● **Information shown**:
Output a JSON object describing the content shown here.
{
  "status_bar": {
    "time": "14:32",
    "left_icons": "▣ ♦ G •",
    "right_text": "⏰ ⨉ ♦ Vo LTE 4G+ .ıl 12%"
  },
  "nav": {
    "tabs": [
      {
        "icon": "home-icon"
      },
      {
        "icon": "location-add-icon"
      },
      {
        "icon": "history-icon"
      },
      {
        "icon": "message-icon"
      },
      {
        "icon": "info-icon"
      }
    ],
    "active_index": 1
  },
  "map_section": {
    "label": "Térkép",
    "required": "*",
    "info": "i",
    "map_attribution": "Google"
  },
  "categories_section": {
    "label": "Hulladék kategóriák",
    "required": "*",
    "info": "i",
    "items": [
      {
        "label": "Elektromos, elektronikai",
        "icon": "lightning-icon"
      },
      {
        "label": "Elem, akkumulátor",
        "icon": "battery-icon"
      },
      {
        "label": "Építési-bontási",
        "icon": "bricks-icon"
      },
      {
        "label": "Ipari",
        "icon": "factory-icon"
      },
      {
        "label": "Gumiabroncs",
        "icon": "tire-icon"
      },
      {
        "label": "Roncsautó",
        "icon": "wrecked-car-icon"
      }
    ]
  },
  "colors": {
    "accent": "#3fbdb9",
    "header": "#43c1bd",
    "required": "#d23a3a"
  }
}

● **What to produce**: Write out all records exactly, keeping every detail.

● **Exercise answer**:
Output a JSON object describing the content shown here.
{
  "status_bar": {
    "time": "14:32",
    "left_icons": "▣ ♦ G •",
    "right_text": "⏰ ⨉ ♦ Vo LTE 4G+ .ıl 12%"
  },
  "nav": {
    "tabs": [
      {
        "icon": "home-icon"
      },
      {
        "icon": "location-add-icon"
      },
      {
        "icon": "history-icon"
      },
      {
        "icon": "message-icon"
      },
      {
        "icon": "info-icon"
      }
    ],
    "active_index": 1
  },
  "map_section": {
    "label": "Térkép",
    "required": "*",
    "info": "i",
    "map_attribution": "Google"
  },
  "categories_section": {
    "label": "Hulladék kategóriák",
    "required": "*",
    "info": "i",
    "items": [
      {
        "label": "Elektromos, elektronikai",
        "icon": "lightning-icon"
      },
      {
        "label": "Elem, akkumulátor",
        "icon": "battery-icon"
      },
      {
        "label": "Építési-bontási",
        "icon": "bricks-icon"
      },
      {
        "label": "Ipari",
        "icon": "factory-icon"
      },
      {
        "label": "Gumiabroncs",
        "icon": "tire-icon"
      },
      {
        "label": "Roncsautó",
        "icon": "wrecked-car-icon"
      }
    ]
  },
  "colors": {
    "accent": "#3fbdb9",
    "header": "#43c1bd",
    "required": "#d23a3a"
  }
}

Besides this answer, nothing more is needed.